39. Uhlirova M, Bohmann D (2006) JNK-and Fos-regulated Mmp1 expression cooperates with Ras to induce invasive tumors in Drosophila. EMBO J 25: 5294–5304. 17082773
40. Glasheen BM, Kabra AT, Page-McCaw A (2009) Distinct functions for the catalytic and hemopexin domains of a Drosophila matrix metalloproteinase. Proc Natl Acad Sci U A 106: 2659–2664. doi: 10.1073/pnas.0804171106 19196956
41. Page-McCaw A, Serano J, Sante JM, Rubin GM (2003) Drosophila matrix metalloproteinases are required for tissue remodeling, but not embryonic development. Dev Cell 4: 95–106. doi: 10.1016/S1534-5807(02)00400-8 12530966
42. Venken KJ, Schulze KL, Haelterman NA, Pan H, He Y, et al. (2011) MiMIC: a highly versatile transposon insertion resource for engineering Drosophila melanogaster genes. Nat Methods 8: 737–743. 21985007
43. Srivastava A, Pastor-Pareja JC, Igaki T, Pagliarini R, Xu T (2007) Basement membrane remodeling is essential for Drosophila disc eversion and tumor invasion. Proc Natl Acad Sci U A 104: 2721–2726. doi: 10.1073/pnas.0611666104 17301221
44. Sun J, Spradling AC (2012) NR5A Nuclear Receptor Hr39 Controls Three-Cell Secretory Unit Formation in Drosophila Female Reproductive Glands. Curr Biol 22: 862–871. doi: 10.1016/j.cub.2012.03.059 22560612

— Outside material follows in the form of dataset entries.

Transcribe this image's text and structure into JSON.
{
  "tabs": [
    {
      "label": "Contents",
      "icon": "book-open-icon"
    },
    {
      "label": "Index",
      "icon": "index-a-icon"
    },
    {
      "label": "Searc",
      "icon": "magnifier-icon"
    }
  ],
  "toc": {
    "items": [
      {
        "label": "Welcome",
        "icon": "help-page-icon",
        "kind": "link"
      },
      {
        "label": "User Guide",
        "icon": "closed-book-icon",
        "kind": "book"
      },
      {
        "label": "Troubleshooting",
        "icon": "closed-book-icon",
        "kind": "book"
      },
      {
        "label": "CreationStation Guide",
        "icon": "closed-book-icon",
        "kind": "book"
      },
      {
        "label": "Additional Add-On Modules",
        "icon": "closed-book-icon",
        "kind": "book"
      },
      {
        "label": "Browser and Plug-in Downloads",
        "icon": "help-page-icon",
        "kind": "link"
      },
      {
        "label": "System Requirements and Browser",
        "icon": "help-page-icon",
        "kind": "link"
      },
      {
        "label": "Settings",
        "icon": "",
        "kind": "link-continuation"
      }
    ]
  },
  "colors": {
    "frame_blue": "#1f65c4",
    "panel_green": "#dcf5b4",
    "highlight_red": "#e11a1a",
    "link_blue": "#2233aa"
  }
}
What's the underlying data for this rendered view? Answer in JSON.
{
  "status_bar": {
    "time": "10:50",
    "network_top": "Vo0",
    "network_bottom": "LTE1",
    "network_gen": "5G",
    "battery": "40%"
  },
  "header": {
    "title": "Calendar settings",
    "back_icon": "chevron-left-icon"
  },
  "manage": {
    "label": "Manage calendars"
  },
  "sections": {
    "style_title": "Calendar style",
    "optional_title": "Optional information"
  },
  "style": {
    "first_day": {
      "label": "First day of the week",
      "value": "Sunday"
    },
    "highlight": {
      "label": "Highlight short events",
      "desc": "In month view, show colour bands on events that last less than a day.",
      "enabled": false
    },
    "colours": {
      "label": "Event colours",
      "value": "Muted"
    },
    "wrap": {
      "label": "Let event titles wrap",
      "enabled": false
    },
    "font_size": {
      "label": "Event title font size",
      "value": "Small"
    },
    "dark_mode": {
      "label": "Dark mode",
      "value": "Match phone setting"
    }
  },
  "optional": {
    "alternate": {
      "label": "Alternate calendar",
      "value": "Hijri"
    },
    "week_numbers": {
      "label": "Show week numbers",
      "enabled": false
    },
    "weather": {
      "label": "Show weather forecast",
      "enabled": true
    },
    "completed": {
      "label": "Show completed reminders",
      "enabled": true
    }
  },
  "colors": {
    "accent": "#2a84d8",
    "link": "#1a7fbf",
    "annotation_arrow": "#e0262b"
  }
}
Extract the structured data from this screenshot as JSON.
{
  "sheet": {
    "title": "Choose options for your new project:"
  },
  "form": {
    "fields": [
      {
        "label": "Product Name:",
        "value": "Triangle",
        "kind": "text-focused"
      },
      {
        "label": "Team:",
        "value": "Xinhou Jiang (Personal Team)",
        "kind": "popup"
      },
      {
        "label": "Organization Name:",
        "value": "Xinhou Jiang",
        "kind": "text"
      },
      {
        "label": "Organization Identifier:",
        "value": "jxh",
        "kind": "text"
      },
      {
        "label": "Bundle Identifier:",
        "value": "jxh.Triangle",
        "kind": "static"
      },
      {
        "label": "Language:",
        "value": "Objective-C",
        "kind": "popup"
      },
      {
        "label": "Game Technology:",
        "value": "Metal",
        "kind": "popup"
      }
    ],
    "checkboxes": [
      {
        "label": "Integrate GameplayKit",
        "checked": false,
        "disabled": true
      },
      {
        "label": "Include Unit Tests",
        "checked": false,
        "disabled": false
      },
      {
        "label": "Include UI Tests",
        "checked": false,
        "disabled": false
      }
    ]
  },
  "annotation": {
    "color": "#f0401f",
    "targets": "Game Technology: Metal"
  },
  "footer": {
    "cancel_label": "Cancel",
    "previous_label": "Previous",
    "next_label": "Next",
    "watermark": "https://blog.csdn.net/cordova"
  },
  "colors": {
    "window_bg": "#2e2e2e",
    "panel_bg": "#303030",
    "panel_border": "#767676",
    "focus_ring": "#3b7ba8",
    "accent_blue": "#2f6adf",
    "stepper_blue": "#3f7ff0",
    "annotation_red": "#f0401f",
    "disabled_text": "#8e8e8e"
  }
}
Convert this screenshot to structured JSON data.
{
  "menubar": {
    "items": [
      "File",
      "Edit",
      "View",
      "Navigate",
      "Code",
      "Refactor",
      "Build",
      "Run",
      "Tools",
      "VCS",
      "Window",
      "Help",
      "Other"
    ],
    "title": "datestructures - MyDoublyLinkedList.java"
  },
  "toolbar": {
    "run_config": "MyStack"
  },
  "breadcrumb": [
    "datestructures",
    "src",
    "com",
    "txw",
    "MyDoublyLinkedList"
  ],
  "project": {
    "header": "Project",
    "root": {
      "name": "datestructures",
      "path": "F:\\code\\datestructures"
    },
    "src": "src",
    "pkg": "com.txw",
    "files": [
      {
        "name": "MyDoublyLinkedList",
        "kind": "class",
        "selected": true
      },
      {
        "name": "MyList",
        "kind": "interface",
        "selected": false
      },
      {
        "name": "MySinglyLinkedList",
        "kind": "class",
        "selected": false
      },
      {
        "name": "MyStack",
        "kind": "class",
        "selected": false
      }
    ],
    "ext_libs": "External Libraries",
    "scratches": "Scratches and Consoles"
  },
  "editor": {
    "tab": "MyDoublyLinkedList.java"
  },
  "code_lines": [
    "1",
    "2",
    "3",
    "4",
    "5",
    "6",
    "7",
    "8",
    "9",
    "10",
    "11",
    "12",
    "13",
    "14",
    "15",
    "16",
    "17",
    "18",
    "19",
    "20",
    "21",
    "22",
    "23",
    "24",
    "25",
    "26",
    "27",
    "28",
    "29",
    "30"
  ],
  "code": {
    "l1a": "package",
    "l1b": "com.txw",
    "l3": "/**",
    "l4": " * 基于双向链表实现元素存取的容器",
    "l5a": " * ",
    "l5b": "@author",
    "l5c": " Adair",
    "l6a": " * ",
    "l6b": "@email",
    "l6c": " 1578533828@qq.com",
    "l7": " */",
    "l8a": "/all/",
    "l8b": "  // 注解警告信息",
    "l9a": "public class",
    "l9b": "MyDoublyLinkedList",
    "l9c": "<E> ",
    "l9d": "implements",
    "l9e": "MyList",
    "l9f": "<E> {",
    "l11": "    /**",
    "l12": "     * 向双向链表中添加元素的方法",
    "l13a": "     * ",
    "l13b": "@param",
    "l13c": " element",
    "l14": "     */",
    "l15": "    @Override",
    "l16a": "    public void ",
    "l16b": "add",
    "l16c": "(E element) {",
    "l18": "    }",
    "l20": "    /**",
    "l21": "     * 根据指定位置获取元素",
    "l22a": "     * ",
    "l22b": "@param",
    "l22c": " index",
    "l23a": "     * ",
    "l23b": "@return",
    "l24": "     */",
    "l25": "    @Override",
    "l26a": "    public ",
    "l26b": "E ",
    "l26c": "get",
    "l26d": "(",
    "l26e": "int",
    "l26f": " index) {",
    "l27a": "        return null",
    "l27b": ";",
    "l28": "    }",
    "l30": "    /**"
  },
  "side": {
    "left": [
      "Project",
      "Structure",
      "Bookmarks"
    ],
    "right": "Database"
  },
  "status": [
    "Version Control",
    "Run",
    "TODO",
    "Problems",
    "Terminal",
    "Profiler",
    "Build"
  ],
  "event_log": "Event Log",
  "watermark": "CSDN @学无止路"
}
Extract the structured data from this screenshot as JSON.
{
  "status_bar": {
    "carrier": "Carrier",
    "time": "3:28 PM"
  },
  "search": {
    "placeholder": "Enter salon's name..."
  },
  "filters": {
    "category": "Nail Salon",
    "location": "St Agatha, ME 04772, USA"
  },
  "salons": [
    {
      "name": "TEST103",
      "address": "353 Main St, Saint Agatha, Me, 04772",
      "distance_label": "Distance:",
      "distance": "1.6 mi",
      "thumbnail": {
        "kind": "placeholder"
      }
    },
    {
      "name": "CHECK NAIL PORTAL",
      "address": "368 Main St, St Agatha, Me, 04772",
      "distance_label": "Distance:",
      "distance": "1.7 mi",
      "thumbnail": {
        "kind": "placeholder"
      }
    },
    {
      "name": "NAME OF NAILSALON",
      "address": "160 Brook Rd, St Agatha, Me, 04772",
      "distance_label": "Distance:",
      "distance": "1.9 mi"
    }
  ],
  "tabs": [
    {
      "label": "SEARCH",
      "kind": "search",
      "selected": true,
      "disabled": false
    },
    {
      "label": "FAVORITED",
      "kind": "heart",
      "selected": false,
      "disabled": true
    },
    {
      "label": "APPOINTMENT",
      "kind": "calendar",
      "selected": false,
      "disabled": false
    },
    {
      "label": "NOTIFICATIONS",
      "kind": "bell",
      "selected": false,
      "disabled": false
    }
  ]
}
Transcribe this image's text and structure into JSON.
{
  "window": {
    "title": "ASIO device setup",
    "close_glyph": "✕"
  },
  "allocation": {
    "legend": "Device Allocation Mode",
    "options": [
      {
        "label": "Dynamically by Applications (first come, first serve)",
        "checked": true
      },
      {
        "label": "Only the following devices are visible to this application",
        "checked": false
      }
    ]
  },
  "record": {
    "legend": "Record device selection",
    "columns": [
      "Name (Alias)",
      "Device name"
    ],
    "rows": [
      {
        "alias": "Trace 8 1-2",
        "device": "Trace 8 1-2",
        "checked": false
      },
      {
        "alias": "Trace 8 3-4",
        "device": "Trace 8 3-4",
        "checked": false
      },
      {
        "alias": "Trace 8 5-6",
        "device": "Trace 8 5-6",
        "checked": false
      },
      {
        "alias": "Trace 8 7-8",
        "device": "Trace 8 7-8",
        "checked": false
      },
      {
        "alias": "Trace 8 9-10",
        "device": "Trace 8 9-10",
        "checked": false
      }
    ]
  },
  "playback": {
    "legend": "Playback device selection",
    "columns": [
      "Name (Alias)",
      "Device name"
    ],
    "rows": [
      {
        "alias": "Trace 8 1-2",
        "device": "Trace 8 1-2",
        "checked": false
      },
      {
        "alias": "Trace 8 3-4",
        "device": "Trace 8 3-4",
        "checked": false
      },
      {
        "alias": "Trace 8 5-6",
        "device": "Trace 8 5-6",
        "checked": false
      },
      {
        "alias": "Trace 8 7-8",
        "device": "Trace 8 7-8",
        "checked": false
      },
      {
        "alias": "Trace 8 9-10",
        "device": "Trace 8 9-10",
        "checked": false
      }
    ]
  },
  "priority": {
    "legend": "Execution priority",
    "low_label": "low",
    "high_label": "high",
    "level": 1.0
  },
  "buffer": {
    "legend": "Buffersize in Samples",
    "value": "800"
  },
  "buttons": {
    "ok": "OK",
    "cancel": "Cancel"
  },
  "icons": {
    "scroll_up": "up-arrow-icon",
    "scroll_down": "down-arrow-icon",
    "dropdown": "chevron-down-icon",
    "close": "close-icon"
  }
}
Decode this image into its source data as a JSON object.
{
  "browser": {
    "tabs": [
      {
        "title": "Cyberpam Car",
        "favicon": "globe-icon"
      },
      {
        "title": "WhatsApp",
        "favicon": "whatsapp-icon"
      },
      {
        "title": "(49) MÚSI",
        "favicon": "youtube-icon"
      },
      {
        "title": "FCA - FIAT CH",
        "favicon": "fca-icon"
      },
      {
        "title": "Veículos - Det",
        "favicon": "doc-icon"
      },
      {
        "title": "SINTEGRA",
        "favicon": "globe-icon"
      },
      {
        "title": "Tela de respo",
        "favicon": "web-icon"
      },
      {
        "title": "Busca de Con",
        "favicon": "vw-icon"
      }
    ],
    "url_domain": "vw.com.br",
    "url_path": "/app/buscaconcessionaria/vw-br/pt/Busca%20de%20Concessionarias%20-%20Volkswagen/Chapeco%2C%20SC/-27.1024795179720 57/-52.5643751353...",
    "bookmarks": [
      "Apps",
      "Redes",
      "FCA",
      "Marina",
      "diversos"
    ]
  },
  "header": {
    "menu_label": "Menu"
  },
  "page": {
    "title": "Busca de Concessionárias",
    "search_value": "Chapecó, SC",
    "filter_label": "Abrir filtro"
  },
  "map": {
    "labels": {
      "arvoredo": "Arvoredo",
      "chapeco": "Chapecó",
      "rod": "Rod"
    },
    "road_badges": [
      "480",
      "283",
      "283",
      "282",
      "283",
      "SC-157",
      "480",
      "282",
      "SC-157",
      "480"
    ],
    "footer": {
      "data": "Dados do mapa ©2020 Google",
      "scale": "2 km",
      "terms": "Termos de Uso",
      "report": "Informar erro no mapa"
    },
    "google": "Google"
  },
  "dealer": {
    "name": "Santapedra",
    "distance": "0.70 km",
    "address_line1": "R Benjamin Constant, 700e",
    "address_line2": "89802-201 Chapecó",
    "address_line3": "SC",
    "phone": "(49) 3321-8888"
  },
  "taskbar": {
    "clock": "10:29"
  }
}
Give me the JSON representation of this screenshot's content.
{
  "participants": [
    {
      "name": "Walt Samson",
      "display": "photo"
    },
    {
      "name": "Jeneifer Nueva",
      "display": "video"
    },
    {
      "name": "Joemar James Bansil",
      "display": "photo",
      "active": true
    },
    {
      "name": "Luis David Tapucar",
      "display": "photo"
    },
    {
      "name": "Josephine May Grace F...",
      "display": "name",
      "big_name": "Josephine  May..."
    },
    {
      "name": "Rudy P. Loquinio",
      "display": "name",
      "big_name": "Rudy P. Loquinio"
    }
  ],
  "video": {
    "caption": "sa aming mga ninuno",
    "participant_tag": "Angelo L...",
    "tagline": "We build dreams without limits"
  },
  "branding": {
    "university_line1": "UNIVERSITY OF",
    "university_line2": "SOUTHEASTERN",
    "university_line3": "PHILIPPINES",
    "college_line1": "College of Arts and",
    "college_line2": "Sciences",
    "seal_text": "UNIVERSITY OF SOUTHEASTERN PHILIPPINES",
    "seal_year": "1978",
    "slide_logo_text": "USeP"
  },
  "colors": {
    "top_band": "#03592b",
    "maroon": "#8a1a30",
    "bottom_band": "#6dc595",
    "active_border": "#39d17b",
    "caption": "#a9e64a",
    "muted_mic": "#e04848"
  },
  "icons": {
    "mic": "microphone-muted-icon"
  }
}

45. Vidal M, Salavaggione L, Ylagan L, Wilkins M, Watson M, et al. (2010) A role for the epithelial microenvironment at tumor boundaries: evidence from Drosophila and human squamous cell carcinomas. Am J Pathol 176: 3007–3014. doi: 10.2353/ajpath.2010.090253 20363916